▶ _ACTION ITEM_
Go through the entries, filter for the word "Anynet", and copy every line that has it.

▶ _SUPPLIED DATA_
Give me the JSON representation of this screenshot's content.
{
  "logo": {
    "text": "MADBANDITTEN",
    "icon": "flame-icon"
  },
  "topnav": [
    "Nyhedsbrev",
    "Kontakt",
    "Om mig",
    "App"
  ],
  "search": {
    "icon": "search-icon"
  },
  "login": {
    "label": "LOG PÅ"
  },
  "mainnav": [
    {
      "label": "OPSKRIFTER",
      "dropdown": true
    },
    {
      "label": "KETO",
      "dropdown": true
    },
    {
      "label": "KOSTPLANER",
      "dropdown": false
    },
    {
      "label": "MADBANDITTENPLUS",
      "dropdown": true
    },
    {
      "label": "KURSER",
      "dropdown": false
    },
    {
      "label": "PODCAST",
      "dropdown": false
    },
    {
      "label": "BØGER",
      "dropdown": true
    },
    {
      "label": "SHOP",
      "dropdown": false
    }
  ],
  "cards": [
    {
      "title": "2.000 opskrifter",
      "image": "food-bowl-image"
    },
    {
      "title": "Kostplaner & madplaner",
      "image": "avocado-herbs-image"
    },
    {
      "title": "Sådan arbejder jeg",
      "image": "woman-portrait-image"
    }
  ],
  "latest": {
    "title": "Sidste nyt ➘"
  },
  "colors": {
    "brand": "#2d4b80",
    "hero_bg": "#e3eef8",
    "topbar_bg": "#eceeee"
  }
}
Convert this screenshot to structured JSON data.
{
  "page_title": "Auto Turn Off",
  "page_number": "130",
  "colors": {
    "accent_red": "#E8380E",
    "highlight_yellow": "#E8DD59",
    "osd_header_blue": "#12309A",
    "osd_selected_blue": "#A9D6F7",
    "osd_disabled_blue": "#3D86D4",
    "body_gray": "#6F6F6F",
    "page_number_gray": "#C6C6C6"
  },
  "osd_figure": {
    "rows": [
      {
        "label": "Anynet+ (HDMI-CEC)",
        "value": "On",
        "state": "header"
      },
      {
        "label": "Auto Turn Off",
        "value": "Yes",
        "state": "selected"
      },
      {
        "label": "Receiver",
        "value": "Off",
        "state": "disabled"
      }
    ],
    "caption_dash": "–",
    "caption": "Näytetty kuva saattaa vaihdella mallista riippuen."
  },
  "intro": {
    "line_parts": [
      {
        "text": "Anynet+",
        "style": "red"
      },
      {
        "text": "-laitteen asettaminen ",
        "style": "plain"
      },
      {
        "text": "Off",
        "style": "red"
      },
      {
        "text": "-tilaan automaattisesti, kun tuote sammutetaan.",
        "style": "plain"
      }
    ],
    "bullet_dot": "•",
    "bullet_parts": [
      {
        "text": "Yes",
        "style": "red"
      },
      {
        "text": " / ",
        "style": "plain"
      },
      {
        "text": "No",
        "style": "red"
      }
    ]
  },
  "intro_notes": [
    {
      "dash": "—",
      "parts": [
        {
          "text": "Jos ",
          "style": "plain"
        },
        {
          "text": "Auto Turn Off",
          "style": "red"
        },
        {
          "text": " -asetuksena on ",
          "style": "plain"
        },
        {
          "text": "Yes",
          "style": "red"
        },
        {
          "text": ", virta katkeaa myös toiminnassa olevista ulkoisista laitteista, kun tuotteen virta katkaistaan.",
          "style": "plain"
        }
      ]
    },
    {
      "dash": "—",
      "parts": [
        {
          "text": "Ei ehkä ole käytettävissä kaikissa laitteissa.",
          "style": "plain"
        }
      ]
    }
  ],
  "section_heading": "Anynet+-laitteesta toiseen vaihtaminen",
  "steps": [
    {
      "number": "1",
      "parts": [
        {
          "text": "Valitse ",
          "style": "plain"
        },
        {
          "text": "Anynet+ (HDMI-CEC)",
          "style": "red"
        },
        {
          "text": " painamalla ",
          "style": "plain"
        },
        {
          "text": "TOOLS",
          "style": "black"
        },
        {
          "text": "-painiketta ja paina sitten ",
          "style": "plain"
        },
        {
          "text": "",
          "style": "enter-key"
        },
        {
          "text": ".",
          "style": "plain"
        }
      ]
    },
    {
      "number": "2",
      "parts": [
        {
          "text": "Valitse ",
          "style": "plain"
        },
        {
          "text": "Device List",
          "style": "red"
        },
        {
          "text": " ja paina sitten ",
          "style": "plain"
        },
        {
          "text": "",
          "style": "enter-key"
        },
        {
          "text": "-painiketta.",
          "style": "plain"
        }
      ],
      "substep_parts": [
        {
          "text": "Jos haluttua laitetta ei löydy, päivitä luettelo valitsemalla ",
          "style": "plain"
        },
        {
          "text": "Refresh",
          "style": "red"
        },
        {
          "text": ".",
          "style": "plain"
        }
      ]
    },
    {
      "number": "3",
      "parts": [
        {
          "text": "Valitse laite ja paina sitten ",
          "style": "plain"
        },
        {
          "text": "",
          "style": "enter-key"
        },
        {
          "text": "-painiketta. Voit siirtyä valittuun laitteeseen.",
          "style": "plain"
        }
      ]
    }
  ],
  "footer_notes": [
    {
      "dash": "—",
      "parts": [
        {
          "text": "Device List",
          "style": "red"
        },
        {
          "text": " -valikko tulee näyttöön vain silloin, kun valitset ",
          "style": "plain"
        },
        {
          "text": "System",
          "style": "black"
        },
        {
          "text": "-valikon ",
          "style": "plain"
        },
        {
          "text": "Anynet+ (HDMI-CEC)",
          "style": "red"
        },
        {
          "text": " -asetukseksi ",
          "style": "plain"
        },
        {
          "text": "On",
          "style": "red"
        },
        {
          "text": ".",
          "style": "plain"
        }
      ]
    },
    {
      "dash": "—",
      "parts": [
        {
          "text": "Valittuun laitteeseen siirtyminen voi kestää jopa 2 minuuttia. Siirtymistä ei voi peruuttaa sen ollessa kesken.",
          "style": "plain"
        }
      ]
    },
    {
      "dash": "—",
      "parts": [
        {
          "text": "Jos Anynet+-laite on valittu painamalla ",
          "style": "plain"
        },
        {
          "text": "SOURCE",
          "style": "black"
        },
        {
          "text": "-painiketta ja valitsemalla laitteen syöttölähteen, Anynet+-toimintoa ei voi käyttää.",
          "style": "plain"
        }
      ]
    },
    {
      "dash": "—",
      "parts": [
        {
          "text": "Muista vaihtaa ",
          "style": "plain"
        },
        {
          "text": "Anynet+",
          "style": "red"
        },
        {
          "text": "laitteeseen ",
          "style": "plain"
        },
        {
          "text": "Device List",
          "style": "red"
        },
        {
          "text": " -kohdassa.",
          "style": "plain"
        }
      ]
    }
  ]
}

▶ _WRITTEN SOLUTION_
        "label": "Anynet+ (HDMI-CEC)",
        "text": "Anynet+",
  "section_heading": "Anynet+-laitteesta toiseen vaihtaminen",
          "text": "Anynet+ (HDMI-CEC)",
          "text": "Anynet+ (HDMI-CEC)",
          "text": "Jos Anynet+-laite on valittu painamalla ",
          "text": "-painiketta ja valitsemalla laitteen syöttölähteen, Anynet+-toimintoa ei voi käyttää.",
          "text": "Anynet+",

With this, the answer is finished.